Once you've researched and chosen the work, it's time to execute. But even with the upfront research work you've put in, there is still the risk the work won't have the impact you expected. Is there a way to reduce the risk even further?

There is! Work in smaller increments. And deliver those increments to your users.

As we touched on above, there is less risk in a smaller investment. If that project ends up not being as valuable to your users as you thought, you spent less time on it than a larger project.

So if you break projects down into smaller increments where you can learn if the project is valuable, then less of your time is at risk than months or years of development before a project is in the hands of users. Working in smaller steps also gives you the chance to make smaller course corrections in response to user feedback as the project goes along - if needed. And if the project's impact is exceeding your expectations, it gives you the opportunity to double-down on the work and get even more value out of it.


Being conscious of what opportunities you're passing on when you decide what work to tackle can hopefully help you prioritize the most impactful of the possibilities you could choose. By working in smaller increments vs big-bang projects, you can reduce the risk that the work's impact is less than you thought. And then you can double-down on the work that is impactful to further enhance its benefits.

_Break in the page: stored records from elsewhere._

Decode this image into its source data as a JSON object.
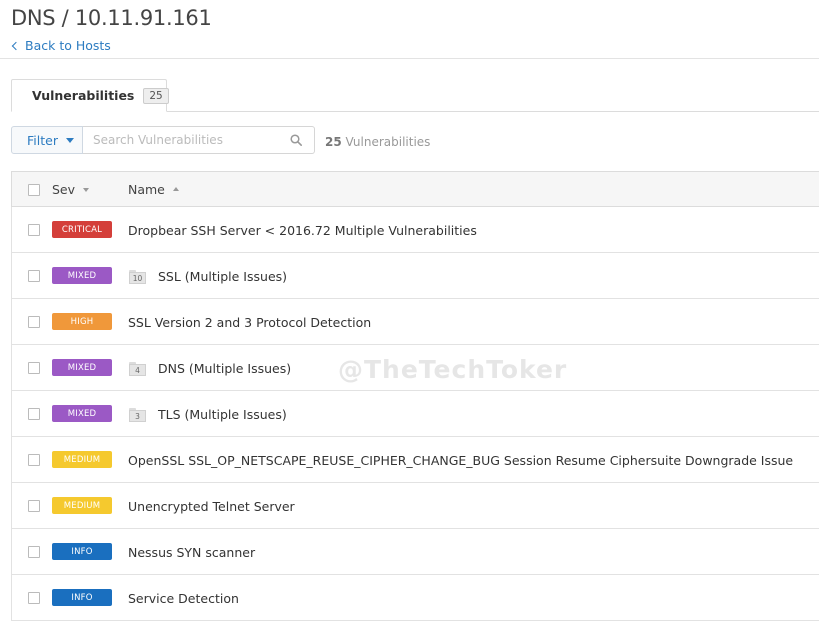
{
  "header": {
    "title": "DNS / 10.11.91.161",
    "back_link": "Back to Hosts"
  },
  "tabs": [
    {
      "label": "Vulnerabilities",
      "count": "25"
    }
  ],
  "toolbar": {
    "filter_label": "Filter",
    "search_placeholder": "Search Vulnerabilities",
    "result_count": "25",
    "result_label": "Vulnerabilities"
  },
  "table": {
    "columns": {
      "sev": "Sev",
      "name": "Name"
    },
    "rows": [
      {
        "severity": "CRITICAL",
        "color": "#d43f3a",
        "folder_count": "",
        "name": "Dropbear SSH Server < 2016.72 Multiple Vulnerabilities"
      },
      {
        "severity": "MIXED",
        "color": "#9b59c5",
        "folder_count": "10",
        "name": "SSL (Multiple Issues)"
      },
      {
        "severity": "HIGH",
        "color": "#f0983a",
        "folder_count": "",
        "name": "SSL Version 2 and 3 Protocol Detection"
      },
      {
        "severity": "MIXED",
        "color": "#9b59c5",
        "folder_count": "4",
        "name": "DNS (Multiple Issues)"
      },
      {
        "severity": "MIXED",
        "color": "#9b59c5",
        "folder_count": "3",
        "name": "TLS (Multiple Issues)"
      },
      {
        "severity": "MEDIUM",
        "color": "#f5c92e",
        "folder_count": "",
        "name": "OpenSSL SSL_OP_NETSCAPE_REUSE_CIPHER_CHANGE_BUG Session Resume Ciphersuite Downgrade Issue"
      },
      {
        "severity": "MEDIUM",
        "color": "#f5c92e",
        "folder_count": "",
        "name": "Unencrypted Telnet Server"
      },
      {
        "severity": "INFO",
        "color": "#1a6fbf",
        "folder_count": "",
        "name": "Nessus SYN scanner"
      },
      {
        "severity": "INFO",
        "color": "#1a6fbf",
        "folder_count": "",
        "name": "Service Detection"
      }
    ]
  },
  "watermark": "@TheTechToker"
}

I spent time and focus writing this blog post over other topics I could cover. (Or, let's be real, over playing the new factory-building game I'm obsessed with) Hopefully it's helpful to you and it was worth the opportunity cost over other posts I could have written instead!